Because the acquisition did not involve a related party, it was proper for the magistrate to consider whether the sale concerned any self-dealing. We agree with the magistrate that the Rounds & Porter transaction was not material to shareholders voting for the reelection of the Board. Rounds severed all contact with Rounds & Porter in 1966 and obtained no financial benefit by the sale; Rounds did not participate in any of the negotiations; Rounds abstained from voting after the full Board was informed of his "family connection"; the transaction was an arms length transaction; the evidence established that Rounds had not seen Betty Rounds for a number of years and was not close to her; Rounds resigned from the board before the transaction was finalized; and Rounds did not run for reelection to the Board. Under these circumstances, there is no way that "there is a substantial likelihood that a reasonable shareholder would [have] consider [ed] the acquisition important in deciding how to vote" for the directors. TSC Indus., Inc. v. Northway, Inc., 426 U.S. 438, 449, 96 S. Ct. 2126, 2132, 48 L. Ed. 2d 757 (1976).

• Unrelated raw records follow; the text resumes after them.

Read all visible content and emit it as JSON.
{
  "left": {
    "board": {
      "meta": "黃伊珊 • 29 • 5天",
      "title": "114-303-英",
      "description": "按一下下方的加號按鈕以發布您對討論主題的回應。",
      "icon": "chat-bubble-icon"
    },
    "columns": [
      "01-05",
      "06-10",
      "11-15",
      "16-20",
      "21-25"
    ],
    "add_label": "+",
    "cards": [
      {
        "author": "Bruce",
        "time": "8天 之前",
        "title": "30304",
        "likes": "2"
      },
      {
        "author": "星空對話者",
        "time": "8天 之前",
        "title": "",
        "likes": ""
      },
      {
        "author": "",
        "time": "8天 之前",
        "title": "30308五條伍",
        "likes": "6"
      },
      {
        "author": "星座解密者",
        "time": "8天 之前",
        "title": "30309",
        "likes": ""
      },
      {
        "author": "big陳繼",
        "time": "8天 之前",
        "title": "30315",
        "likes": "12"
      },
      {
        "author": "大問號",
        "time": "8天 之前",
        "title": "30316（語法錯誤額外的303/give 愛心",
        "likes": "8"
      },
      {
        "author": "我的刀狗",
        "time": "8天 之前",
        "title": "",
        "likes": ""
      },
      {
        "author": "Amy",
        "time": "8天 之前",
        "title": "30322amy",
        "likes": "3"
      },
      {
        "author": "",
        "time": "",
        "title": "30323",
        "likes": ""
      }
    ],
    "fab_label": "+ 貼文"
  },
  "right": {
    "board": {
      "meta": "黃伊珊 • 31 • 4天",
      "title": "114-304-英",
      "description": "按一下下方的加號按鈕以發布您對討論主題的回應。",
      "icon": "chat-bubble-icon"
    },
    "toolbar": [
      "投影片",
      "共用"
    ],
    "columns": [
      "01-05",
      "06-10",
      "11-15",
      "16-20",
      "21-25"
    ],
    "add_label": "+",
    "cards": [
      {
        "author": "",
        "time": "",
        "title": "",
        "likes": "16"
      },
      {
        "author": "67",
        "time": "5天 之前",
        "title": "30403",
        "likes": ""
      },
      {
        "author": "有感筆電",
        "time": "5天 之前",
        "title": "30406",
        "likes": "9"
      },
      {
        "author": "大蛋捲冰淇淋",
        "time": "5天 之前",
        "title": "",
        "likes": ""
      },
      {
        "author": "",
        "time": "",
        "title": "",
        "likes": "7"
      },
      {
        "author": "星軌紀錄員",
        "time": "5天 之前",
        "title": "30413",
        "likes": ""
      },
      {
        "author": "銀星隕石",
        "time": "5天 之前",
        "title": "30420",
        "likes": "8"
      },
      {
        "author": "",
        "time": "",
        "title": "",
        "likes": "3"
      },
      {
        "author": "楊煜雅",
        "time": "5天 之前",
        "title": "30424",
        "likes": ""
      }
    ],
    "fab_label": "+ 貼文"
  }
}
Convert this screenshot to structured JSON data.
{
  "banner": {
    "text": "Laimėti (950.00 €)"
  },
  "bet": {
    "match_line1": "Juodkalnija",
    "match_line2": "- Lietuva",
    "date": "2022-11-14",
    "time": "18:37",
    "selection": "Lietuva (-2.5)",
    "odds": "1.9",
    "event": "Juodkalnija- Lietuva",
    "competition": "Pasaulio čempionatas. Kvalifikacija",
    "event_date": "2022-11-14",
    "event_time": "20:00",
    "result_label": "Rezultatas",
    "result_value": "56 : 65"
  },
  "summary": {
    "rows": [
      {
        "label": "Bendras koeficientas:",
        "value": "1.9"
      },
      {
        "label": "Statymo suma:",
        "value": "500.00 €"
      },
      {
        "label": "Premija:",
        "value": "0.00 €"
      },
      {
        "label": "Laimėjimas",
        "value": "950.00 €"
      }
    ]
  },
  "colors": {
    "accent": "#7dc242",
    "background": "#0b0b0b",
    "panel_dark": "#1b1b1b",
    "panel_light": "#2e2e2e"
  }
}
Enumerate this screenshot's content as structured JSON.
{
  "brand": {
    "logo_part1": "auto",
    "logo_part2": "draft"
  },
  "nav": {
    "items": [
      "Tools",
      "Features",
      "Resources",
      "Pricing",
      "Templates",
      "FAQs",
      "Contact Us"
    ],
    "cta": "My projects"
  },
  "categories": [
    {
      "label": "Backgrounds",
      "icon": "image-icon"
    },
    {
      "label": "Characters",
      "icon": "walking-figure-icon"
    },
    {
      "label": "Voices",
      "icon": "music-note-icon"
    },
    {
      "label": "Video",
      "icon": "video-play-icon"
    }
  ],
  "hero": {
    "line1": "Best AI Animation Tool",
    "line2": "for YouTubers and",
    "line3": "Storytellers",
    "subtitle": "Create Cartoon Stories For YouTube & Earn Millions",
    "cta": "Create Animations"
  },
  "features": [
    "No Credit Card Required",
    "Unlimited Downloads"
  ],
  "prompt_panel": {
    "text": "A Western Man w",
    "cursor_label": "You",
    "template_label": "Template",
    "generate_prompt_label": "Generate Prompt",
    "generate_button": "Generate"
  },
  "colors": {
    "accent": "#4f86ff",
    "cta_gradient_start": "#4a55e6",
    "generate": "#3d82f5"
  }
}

There is another reason why the fairness of the Rounds & Porter acquisition is relevant to our decision. By the time of this appeal the election had long since taken place. The Supreme Court in Mills emphasized that to obtain retrospective equitable relief, such as the rescission of a merger or election, a plaintiff would have to do more than establish a technical violation of the Act. 396 U.S. at 386, 90 S. Ct. at 622. "In devising retrospective relief for violation of the proxy rules, the federal courts should consider the same factors that would govern the relief granted for any similar illegality or fraud. One important factor may be the fairness of the terms of the merger." Id.; Plaine, 797 F.2d at 721 ("Fairness may be considered ... in determining the form of relief to which the shareholders may be entitled."). In this case, Western has failed to give any equitable reason for this court to order the extraordinary equitable remedy of rescinding the election. Rather, Western argues that it is entitled to such a remedy by merely proving an alleged violation of the Act. The magistrate found that the transaction was beneficial for L-P, and even had we found a technical violation of the proxy rules, that alone would be sufficient to deny Western's claim for the equitable relief it now seeks.

The judgment is AFFIRMED.

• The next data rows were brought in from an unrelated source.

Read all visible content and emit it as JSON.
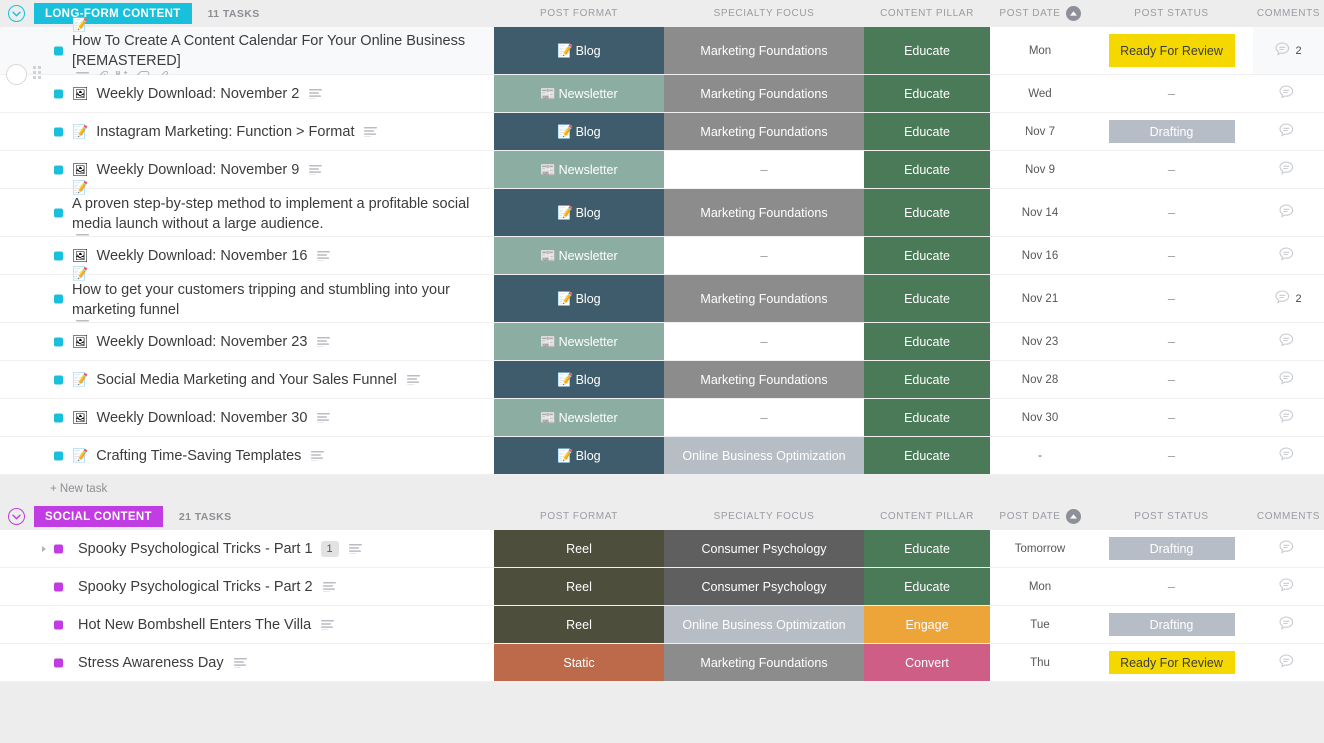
{
  "columns": [
    {
      "key": "post_format",
      "label": "POST FORMAT"
    },
    {
      "key": "specialty_focus",
      "label": "SPECIALTY FOCUS"
    },
    {
      "key": "content_pillar",
      "label": "CONTENT PILLAR"
    },
    {
      "key": "post_date",
      "label": "POST DATE",
      "sort": "ascending"
    },
    {
      "key": "post_status",
      "label": "POST STATUS"
    },
    {
      "key": "comments",
      "label": "COMMENTS"
    }
  ],
  "colors": {
    "group1_accent": "#19c0db",
    "group2_accent": "#c13ce3",
    "blog": "#3e5c6b",
    "newsletter": "#8cada2",
    "reel": "#4d4f3c",
    "static": "#bc6a4a",
    "marketing_foundations": "#8c8c8c",
    "consumer_psychology": "#5f5f5f",
    "online_business_optimization": "#b6bdc4",
    "educate": "#4a7a57",
    "engage": "#eda53a",
    "convert": "#ce5e86",
    "ready_for_review": "#f5d800",
    "drafting": "#b7bdc6"
  },
  "new_task_label": "+ New task",
  "groups": [
    {
      "name": "LONG-FORM CONTENT",
      "count_label": "11 TASKS",
      "accent": "#19c0db",
      "rows": [
        {
          "emoji": "📝",
          "title": "How To Create A Content Calendar For Your Online Business [REMASTERED]",
          "selected": true,
          "icons": [
            "description-icon",
            "attachment-icon",
            "subtask-icon",
            "tag-icon",
            "edit-icon"
          ],
          "post_format": "Blog",
          "format_emoji": "📝",
          "specialty_focus": "Marketing Foundations",
          "content_pillar": "Educate",
          "post_date": "Mon",
          "post_status": "Ready For Review",
          "comments": "2"
        },
        {
          "emoji": "🖼",
          "title": "Weekly Download: November 2",
          "icons": [
            "description-icon"
          ],
          "post_format": "Newsletter",
          "format_emoji": "📰",
          "specialty_focus": "Marketing Foundations",
          "content_pillar": "Educate",
          "post_date": "Wed",
          "post_status": "–",
          "comments": ""
        },
        {
          "emoji": "📝",
          "title": "Instagram Marketing: Function > Format",
          "icons": [
            "description-icon"
          ],
          "post_format": "Blog",
          "format_emoji": "📝",
          "specialty_focus": "Marketing Foundations",
          "content_pillar": "Educate",
          "post_date": "Nov 7",
          "post_status": "Drafting",
          "comments": ""
        },
        {
          "emoji": "🖼",
          "title": "Weekly Download: November 9",
          "icons": [
            "description-icon"
          ],
          "post_format": "Newsletter",
          "format_emoji": "📰",
          "specialty_focus": "–",
          "content_pillar": "Educate",
          "post_date": "Nov 9",
          "post_status": "–",
          "comments": ""
        },
        {
          "emoji": "📝",
          "title": "A proven step-by-step method to implement a profitable social media launch without a large audience.",
          "icons": [
            "description-icon"
          ],
          "post_format": "Blog",
          "format_emoji": "📝",
          "specialty_focus": "Marketing Foundations",
          "content_pillar": "Educate",
          "post_date": "Nov 14",
          "post_status": "–",
          "comments": ""
        },
        {
          "emoji": "🖼",
          "title": "Weekly Download: November 16",
          "icons": [
            "description-icon"
          ],
          "post_format": "Newsletter",
          "format_emoji": "📰",
          "specialty_focus": "–",
          "content_pillar": "Educate",
          "post_date": "Nov 16",
          "post_status": "–",
          "comments": ""
        },
        {
          "emoji": "📝",
          "title": "How to get your customers tripping and stumbling into your marketing funnel",
          "icons": [
            "description-icon"
          ],
          "post_format": "Blog",
          "format_emoji": "📝",
          "specialty_focus": "Marketing Foundations",
          "content_pillar": "Educate",
          "post_date": "Nov 21",
          "post_status": "–",
          "comments": "2"
        },
        {
          "emoji": "🖼",
          "title": "Weekly Download: November 23",
          "icons": [
            "description-icon"
          ],
          "post_format": "Newsletter",
          "format_emoji": "📰",
          "specialty_focus": "–",
          "content_pillar": "Educate",
          "post_date": "Nov 23",
          "post_status": "–",
          "comments": ""
        },
        {
          "emoji": "📝",
          "title": "Social Media Marketing and Your Sales Funnel",
          "icons": [
            "description-icon"
          ],
          "post_format": "Blog",
          "format_emoji": "📝",
          "specialty_focus": "Marketing Foundations",
          "content_pillar": "Educate",
          "post_date": "Nov 28",
          "post_status": "–",
          "comments": ""
        },
        {
          "emoji": "🖼",
          "title": "Weekly Download: November 30",
          "icons": [
            "description-icon"
          ],
          "post_format": "Newsletter",
          "format_emoji": "📰",
          "specialty_focus": "–",
          "content_pillar": "Educate",
          "post_date": "Nov 30",
          "post_status": "–",
          "comments": ""
        },
        {
          "emoji": "📝",
          "title": "Crafting Time-Saving Templates",
          "icons": [
            "description-icon"
          ],
          "post_format": "Blog",
          "format_emoji": "📝",
          "specialty_focus": "Online Business Optimization",
          "content_pillar": "Educate",
          "post_date": "-",
          "post_status": "–",
          "comments": ""
        }
      ]
    },
    {
      "name": "SOCIAL CONTENT",
      "count_label": "21 TASKS",
      "accent": "#c13ce3",
      "rows": [
        {
          "title": "Spooky Psychological Tricks - Part 1",
          "expandable": true,
          "subtask_count": "1",
          "icons": [
            "description-icon"
          ],
          "post_format": "Reel",
          "specialty_focus": "Consumer Psychology",
          "content_pillar": "Educate",
          "post_date": "Tomorrow",
          "post_status": "Drafting",
          "comments": ""
        },
        {
          "title": "Spooky Psychological Tricks - Part 2",
          "icons": [
            "description-icon"
          ],
          "post_format": "Reel",
          "specialty_focus": "Consumer Psychology",
          "content_pillar": "Educate",
          "post_date": "Mon",
          "post_status": "–",
          "comments": ""
        },
        {
          "title": "Hot New Bombshell Enters The Villa",
          "icons": [
            "description-icon"
          ],
          "post_format": "Reel",
          "specialty_focus": "Online Business Optimization",
          "content_pillar": "Engage",
          "post_date": "Tue",
          "post_status": "Drafting",
          "comments": ""
        },
        {
          "title": "Stress Awareness Day",
          "icons": [
            "description-icon"
          ],
          "post_format": "Static",
          "specialty_focus": "Marketing Foundations",
          "content_pillar": "Convert",
          "post_date": "Thu",
          "post_status": "Ready For Review",
          "comments": ""
        }
      ]
    }
  ]
}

Western argues that we should reconsider Gaines in light of the contrary position taken by other circuits. See Palumbo v. Deposit Bank, 758 F.2d 113, 116 (3d Cir. 1985); Cowin v. Bresler, 741 F.2d 410, 427 (D.C. Cir. 1984); Greater Iowa Corp. v. McLendon, 378 F.2d 783, 794 (8th Cir. 1967); Dann v. Studebaker-Packard, 288 F.2d 201, 209 (6th Cir. 1961); see also Plaine v. McCabe, 797 F.2d 713, 717 (9th Cir. 1986) (shareholder who failed to voluntarily tender shares still had standing to sue under § 14(e) because plaintiff alleged that other shareholders were misled into tendering shares). We are bound by our decision in Gaines, and decline to reconsider it


Rule 14a-3 requires the disclosure of "related party" transactions by a rather circuitous route. Rule 14a-3 makes it unlawful to solicit proxies from shareholders without furnishing a proxy statement containing the information required by Schedule 14A. See 17 C.F.R. § 240.14a-3 (1988). Item 7 of Schedule 14A states that the information required by Item 404(a) of Regulation S-K must be provided if the proxy solicitation involves the election of directors. See 17 C.F.R. § 240.14a-101 (1988). Item 404(a) of Regulation S-K provides that any transaction worth over $60,000 involving a director or his immediate family must be disclosed. See 17 C.F.R. § 229.404(a) (1988)


We also note that before the magistrate, Western conceded that Rule 14a-3 does not create a private cause of action and rested its entire case on Rule 14a-9, which requires a showing of the materiality of the omission